by Tony Vidler
Have you thought about the ROI you get on your daily emails? Probably not, because rarely do we think of the 100 emails we send 1-to-1 daily as “marketing” so we also don’t think of them in terms of the return on investment either. But we should…in fact it might just be right up there with the most effective marketing your firm can do.
A colleague who specialises in building email marketing platform and all the associated elements that go with it told me that a single banner ad on on of his clients in-house email system was generating a 70% ROI – repeatedly.
This is not the Return-On-Investment from spending money on an email campaign where a particular product or service is attempting to be sold. This is their ordinary, run-of-the-mill, daily one-to-one email that each person in the business uses to correspond with clients and suppliers on an individual basis. That is, the emails that we send a hundred times a day during the ordinary course of business….and these clients are making money from them.
This result is quite extraordinary for two reasons. Firstly, that is a good return on marketing spending, by anyone’s standards I would think. Secondly and more importantly, it is a stupendous return on what typically isn’t even thought of as marketing spending at all. The daily email platform that we use to handle the daily communications is usually considered a pure cost, not a revenue generator, but clearly that doesn’t have to be the case.
Figuring out whether that could be the case for your firm is not easy though. We struggle to find comparable data that helps in the decision-making to determine where best to spend those limited marketing dollars often enough, let alone in an area like this.
A bit of digging around to try and find some general or benchmark comparative stats for the ROI on different types of marketing initiatives proved to be difficult. Some data I did find suggested the following:
The conclusion was that email marketing was the undisputed champion of course, but it also appeared that this largely referred to “email marketing” as being promotional campaigns which is of course pure marketing. Just to confuse things another report suggested that the best performing marketing medium was magazine advertising, with an ROI of 130%. Online banner advertising generated an impressive 110% ROI, and traditional TV advertising varied but generally was found to fall within a range of 60-80% ROI. There were some qualifying remarks regarding the magazine advertising which highlighted that while the return was very good, the audience and reach was limited.
It seemed that each of these pieces of research were quite limited in scope, if not perhaps using some simple or perhaps slanted research to support a preferred conclusion that helped sell a particular service.
One can conclude however that most forms of marketing will be effective to one extent or another – if executed well. The problem with ROI as a measure is that it is a reasonably crude measure of success and therefore we perhaps do not draw the correct conclusion from the numbers. It doesn’t indicate whether something was executed well or poorly, or whether it was just aimed at the wrong people or wrong place, or whether it was just a rubbish offer that nobody would ever be genuinely interested in.

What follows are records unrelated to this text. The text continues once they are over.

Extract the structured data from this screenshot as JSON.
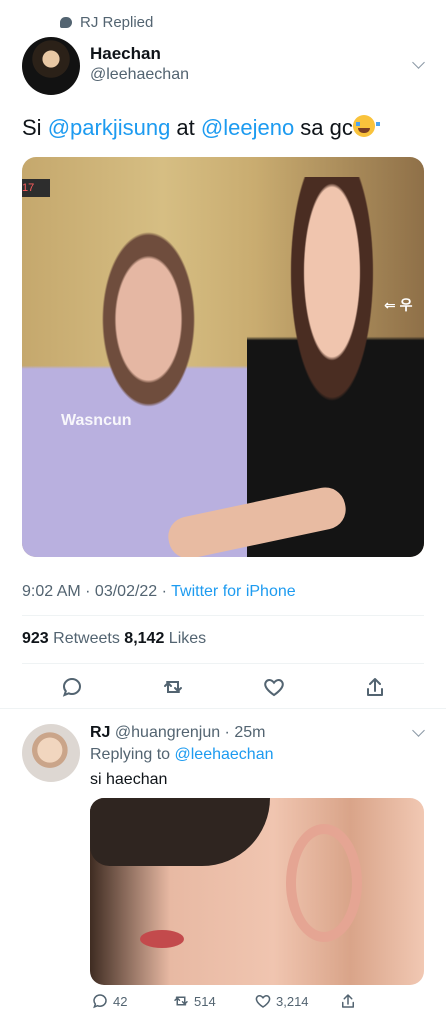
{
  "context": {
    "replied_label": "RJ Replied"
  },
  "tweet": {
    "author": {
      "name": "Haechan",
      "handle": "@leehaechan"
    },
    "text_parts": [
      {
        "text": "Si ",
        "type": "plain"
      },
      {
        "text": "@parkjisung",
        "type": "mention"
      },
      {
        "text": " at ",
        "type": "plain"
      },
      {
        "text": "@leejeno",
        "type": "mention"
      },
      {
        "text": " sa gc",
        "type": "plain"
      }
    ],
    "media": {
      "top_left_tag": "17",
      "shirt_text": "Wasncun",
      "right_mark": "⇐ 우"
    },
    "meta": {
      "time_date": "9:02 AM · 03/02/22 · ",
      "source": "Twitter for iPhone"
    },
    "stats": {
      "retweets_count": "923",
      "retweets_label": " Retweets ",
      "likes_count": "8,142",
      "likes_label": " Likes"
    },
    "actions": {
      "reply_icon": "comment-icon",
      "retweet_icon": "retweet-icon",
      "like_icon": "heart-icon",
      "share_icon": "share-icon"
    }
  },
  "reply": {
    "author": {
      "name": "RJ",
      "handle_time": " @huangrenjun · 25m"
    },
    "replying_prefix": "Replying to ",
    "replying_target": "@leehaechan",
    "text": "si haechan",
    "stats": {
      "replies": "42",
      "retweets": "514",
      "likes": "3,214"
    }
  },
  "colors": {
    "accent": "#1d9bf0",
    "muted": "#536471",
    "divider": "#eff3f4"
  }
}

Email marketing may well have the best ROI…but then it may not either. If the message is poor, or the offer is underwhelming, is that a reflection on the medium chosen? Of course not. Apart from the marketing medium chosen, other critical elements in determining whether a particular initiative has met its revenue objectives will be the offer and the messaging. Furthermore, one cannot ignore the impact of repetitive advertising the continued placement or presence on a particular medium will generally exponentially increase ROI. Run a single TV ad and the ROI will probably be disastrous. Run it 1,000 times and the ROI will probably change significantly. Unless it was just a rubbish offer, or was aimed at the wrong audience, etc, etc…
And finally, one of my (small’ish) concerns with focussing on ROI as a definitive measure is that it doesn’t accurately capture the broader impact of good marketing. Creating brand awareness and trust; generating word of mouth opportunities; breaking down barriers to doing business which thereby increase the conversion rates on other prospects….all of these types of things can be attributed in part to a good marketing campaign, but are not necessarily reflected in the ROI for a particular campaign or medium.
So looking at the ROI to determine which marketing medium to use can help, but it is a mistake to use it as an absolute guide in itself.
However, back to the 70% ROI on the 1-to-1 emailing…because that IS impressive for something which just considered a cost of doing business. The ROI was created by including a banner advertisement for additional services the firm offered but which clients had not generally engaged the firm for. Cross-selling additional services to existing clients in other words, but in a reasonably passive way. Simply making sure that the additional services were highlighted in every single piece of correspondence sent from the firm on a daily basis resulted in measureable click throughs, measurable enquiries, and measureable additional services being put in place for those clients.
How easy would it be to get banners included in your branded email that highlight your services and product range, and have those going out as constant reminders thousands of times per month to clients and prospects? I dare say most advisory firms wouldn’t have to get too many extra services or clients onboard from that to make the spend VERY worthwhile…It seems a very simple way to boost the ROI for your email system while going about your daily business.